Venice Beach Rock Festival, Calif., 1968. “Fifteen years since my first trip West, I have some new thoughts about gloryville. Every idea that Western man explores in his pursuit of the best of all possible worlds will be searched at the head lab — California. Technological and spiritual quests vibrate throughout the state, intermingling, often creating the ethereal. It is from this freewheeling potpourri of search that the momentary ensembles in space spring, presenting to the photographer his surrealistic image. However, to the Californians it is all so ordinary, almost mundane. The sensibility of these conditioned victims is where it is all at, right, left, up and down. Our future is being determined in the lab out West. There, a recent trip blew my mind across this state of being, as I collected images along the way to remember the transient quality of the Big Trip.” — Dennis Stock, September 1968 (preface to <em>California Trip</em>, Grossman Publishers, 1970). (© Dennis Stock/Magnum Photos)

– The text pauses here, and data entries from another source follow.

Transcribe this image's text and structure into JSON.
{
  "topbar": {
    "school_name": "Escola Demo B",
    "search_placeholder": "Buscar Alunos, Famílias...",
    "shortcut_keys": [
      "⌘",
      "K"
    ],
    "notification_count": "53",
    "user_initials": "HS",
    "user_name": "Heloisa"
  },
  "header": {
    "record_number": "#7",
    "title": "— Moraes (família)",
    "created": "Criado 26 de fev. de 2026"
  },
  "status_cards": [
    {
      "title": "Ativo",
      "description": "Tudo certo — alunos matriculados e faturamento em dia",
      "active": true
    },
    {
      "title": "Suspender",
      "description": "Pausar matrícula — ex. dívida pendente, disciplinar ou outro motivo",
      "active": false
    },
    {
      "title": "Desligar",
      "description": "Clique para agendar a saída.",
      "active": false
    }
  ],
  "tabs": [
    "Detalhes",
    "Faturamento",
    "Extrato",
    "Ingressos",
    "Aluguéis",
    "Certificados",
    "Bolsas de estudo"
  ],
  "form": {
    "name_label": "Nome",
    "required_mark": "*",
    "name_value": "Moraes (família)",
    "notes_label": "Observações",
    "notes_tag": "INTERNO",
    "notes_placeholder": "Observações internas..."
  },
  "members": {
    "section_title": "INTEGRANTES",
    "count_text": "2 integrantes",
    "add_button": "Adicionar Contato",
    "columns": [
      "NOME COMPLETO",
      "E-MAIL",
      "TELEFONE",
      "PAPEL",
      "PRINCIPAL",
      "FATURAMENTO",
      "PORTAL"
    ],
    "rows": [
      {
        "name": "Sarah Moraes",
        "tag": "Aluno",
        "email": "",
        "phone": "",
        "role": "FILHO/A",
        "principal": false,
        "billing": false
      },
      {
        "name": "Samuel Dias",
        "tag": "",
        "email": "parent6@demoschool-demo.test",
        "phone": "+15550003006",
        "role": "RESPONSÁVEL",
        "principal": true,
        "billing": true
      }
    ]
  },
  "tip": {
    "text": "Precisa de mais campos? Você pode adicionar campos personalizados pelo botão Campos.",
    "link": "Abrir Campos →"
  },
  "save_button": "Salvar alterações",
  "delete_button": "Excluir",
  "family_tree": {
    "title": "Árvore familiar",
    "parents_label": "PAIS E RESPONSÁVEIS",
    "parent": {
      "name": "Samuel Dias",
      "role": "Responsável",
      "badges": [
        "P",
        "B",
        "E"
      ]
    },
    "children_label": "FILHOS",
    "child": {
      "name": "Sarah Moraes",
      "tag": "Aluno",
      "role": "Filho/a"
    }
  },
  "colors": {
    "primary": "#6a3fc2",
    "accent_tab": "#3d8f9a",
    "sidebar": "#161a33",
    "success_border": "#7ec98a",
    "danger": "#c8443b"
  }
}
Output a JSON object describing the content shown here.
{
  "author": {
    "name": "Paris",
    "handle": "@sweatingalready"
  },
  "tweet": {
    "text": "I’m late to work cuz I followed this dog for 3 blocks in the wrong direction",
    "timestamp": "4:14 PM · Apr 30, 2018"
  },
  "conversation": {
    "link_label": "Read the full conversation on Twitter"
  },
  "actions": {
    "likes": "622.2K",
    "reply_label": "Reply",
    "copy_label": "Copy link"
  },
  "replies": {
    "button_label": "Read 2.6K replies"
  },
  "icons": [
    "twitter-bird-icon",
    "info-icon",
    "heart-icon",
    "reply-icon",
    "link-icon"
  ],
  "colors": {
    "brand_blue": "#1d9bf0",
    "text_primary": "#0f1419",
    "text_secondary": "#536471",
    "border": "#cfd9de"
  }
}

Crowds fill up the Champs-Élysées on Aug. 26, 1944, to celebrate the liberation of Paris in France. “I would say that the war correspondent gets more drinks, more girls, better pay, and greater freedom than the soldier, but at this stage of the game, having the freedom to choose his spot and being allowed to be a coward and not be executed for it is his torture.” (© Robert Capa/International Center of Photography/Magnum Photos)
Tiananmen Square, Beijing, China, 1989. “‘Man is free, but men aren’t. There are no limits to the freedom of one, there is no freedom for all. All is an empty room, a clumsy abstraction until one finds one’s independence is lost’ — Louis Aragon (1925). This photograph was taken in late May 1989, during the Tiananmen Square uprising, led by Chinese students and their supporters. They were protesting corruption and activating for freedom of expression.” (© Stuart Franklin/Magnum Photos)
Berlin Wall, Sunday, Dec. 31, 1989. “A few days after the fall of the Berlin Wall (the 9th of November, 1989), joy and enthusiasm were continuous. The euphoria grew even greater on New Year’s Eve. A very dense human tide had gathered around the Brandenburg Gate: warmth, embraces here and there … In this incessant frenzy, tears blended with laughter. People of all ages, backgrounds and nationalities were becoming closer as the fireworks and squibs exploded relentlessly. Champagne was flowing.<br /> After photographing the jubilation of this overexcited crowd, I decided to move to a quiet place. I glimpsed, hidden by a row of shrubs, a young couple sitting astride the top of the wall. They were surrendering to this intimate and peaceful moment to love each other and celebrate this new freedom.” (© Guy Le Querrec/Magnum Photos)